The Institute for Supply Management (ISM) said that manufacturing activity continued to expand modestly in April, even as it pulled back for the second straight month from February’s best reading since May 2004. The ISM Manufacturing Purchasing Managers’ Index (PMI) declined from 60.8 in February to 59.3 in March to 57.3 in April, its lowest level since July 2017. Softer production (down from 61.0 to 57.2), exports (down from 58.7 to 57.7) and employment (down from 57.3 to 54.2) growth help to explain the softer headline number in April. The exports figure eased for the second consecutive month, down from the February rate, which had been the fastest since April 2011.
Despite some weakening in other measures, new orders (down from 61.9 to 61.2) decelerated slightly but remained robust overall, which was encouraging. To illustrate just how strong demand has been in the manufacturing sector, it was the 12th straight month with the new orders index at 60 or higher—a threshold that would suggest robust sales growth. The sample comments tend to echo that finding, with respondents noting healthy growth in activity and a promising outlook, even as they cite some trade worries.
With ever-stronger economic growth, manufacturers report accelerated input costs. Indeed, prices for raw materials (up from 78.1 to 79.3) have remained highly elevated, with the measure at a level not seen in seven years. More than 61 percent of manufacturing respondents said that their costs had risen in April, with just 2.6 percent suggesting that they were lower. This reflects a rebound in some commodity costs, even as overall pricing pressures continue to be largely modest, at least for now.
In other news, inventories (down from 55.5 to 52.9) expanded in April for the fourth straight month, even as the pace of growth slowed from February’s near eight-year high. More than anything, the recent growth in inventories is consistent with the healthy growth in overall production.
The Bureau of Labor Statistics reported that hiring in the manufacturing sector rose in February to its best reading since November 2007, according to the latest Job Openings and Labor Turnover Survey data. The manufacturing sector hired 380,000 workers in February, up from 360,000 in January. That reflected stronger activity for both durable (up from 212,000 to 215,000) and nondurable (up from 149,000 to 165,000) goods businesses. At the same time, total separations—including layoffs, quits and retirements—rose from 343,000 to 352,000, a level not seen since May 2009.
As a result, net hiring (or hires minus separations) rose from 17,000 in January to 28,000 in February, a four-month high. More importantly, however, net hiring has averaged a rather healthy 16,417 over the past 12 months, with a robust average of 25,142 over the past seven months.

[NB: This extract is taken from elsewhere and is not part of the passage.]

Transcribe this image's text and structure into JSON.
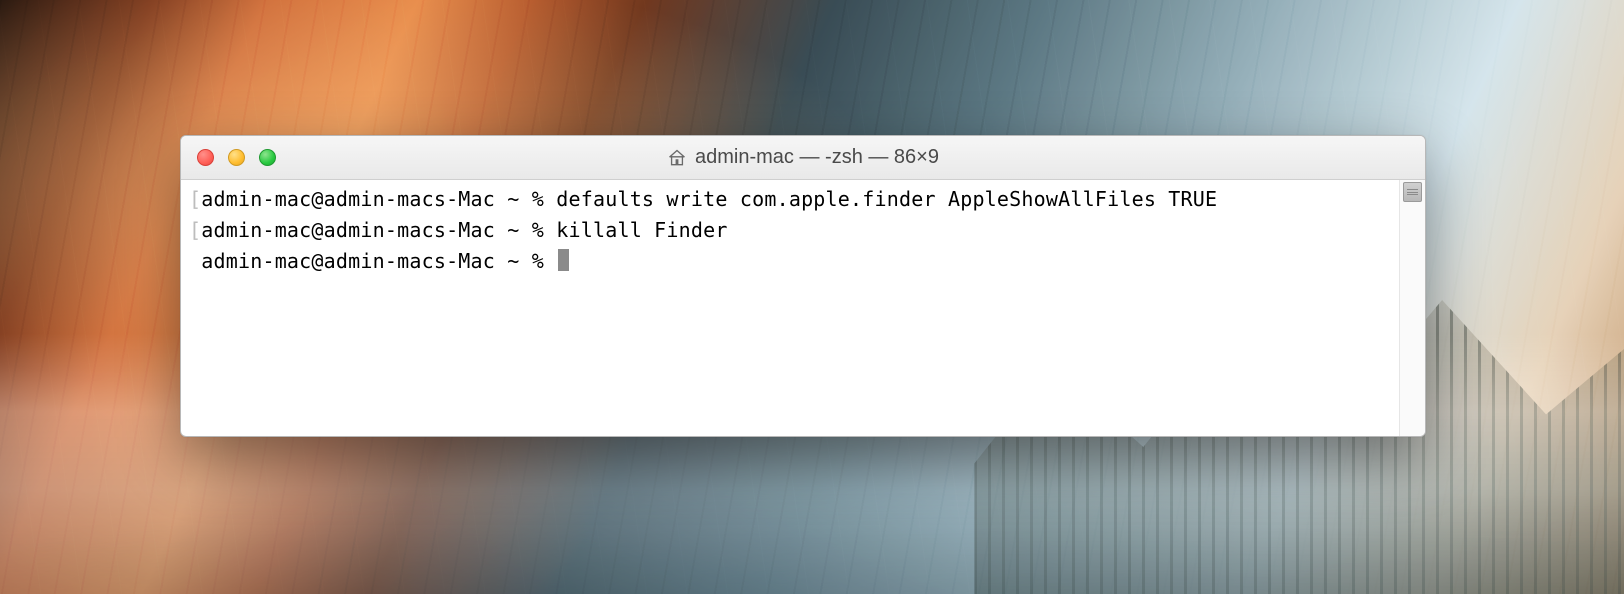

Meanwhile, there were 426,000 manufacturing job openings in February, inching up from 424,000 in January. That was the strongest reading since September (445,000), which was a pace not seen since January 2001. In fact, the job postings rate in February was only the sixth time since the indicator started in December 2000 that openings have exceeded 400,000. In the latest figures, nondurable goods firms posted more jobs in February (up from 152,000 to 158,000), which was just enough to offset a slightly slower pace of openings for durable goods manufacturers (down from 273,000 to 269,000).
The pace of job openings has continued to trend higher overall. For comparison purposes, monthly job openings in the sector averaged 389,667 in 2017, up from 341,250 in 2016. Moving forward, renewed strength for job openings would be anticipated in the coming months.
Turning to the larger economy, job openings for nonfarm payroll businesses dropped from 6,228,000 in January to 6,052,000 in February. January’s rate was the second highest in the survey’s history, narrowly edged out by the 6,231,000 openings in September. In the latest data, job openings increased in financial activities, government, health care and social assistance, information, manufacturing and other services sectors. At the same time, net hiring among nonfarm businesses continued to be very solid, at 255,000 and 315,000 in January and February, respectively.
ADP reported that manufacturers added 29,000 workers in March, the fastest monthly growth in employment in the sector since October 2014. This once again illustrates the robustness of the labor market in light of strong increases in manufacturing activity and improvements in the overall outlook. Indeed, manufacturing business leaders have hired at a healthy rate since the end of 2016, averaging nearly 15,700 per month over the past 15 months. In contrast, manufacturing employment was more sluggish in 2016, illustrating the turnaround in the labor market since then. More importantly, continued strength in job growth is expected moving forward. Read More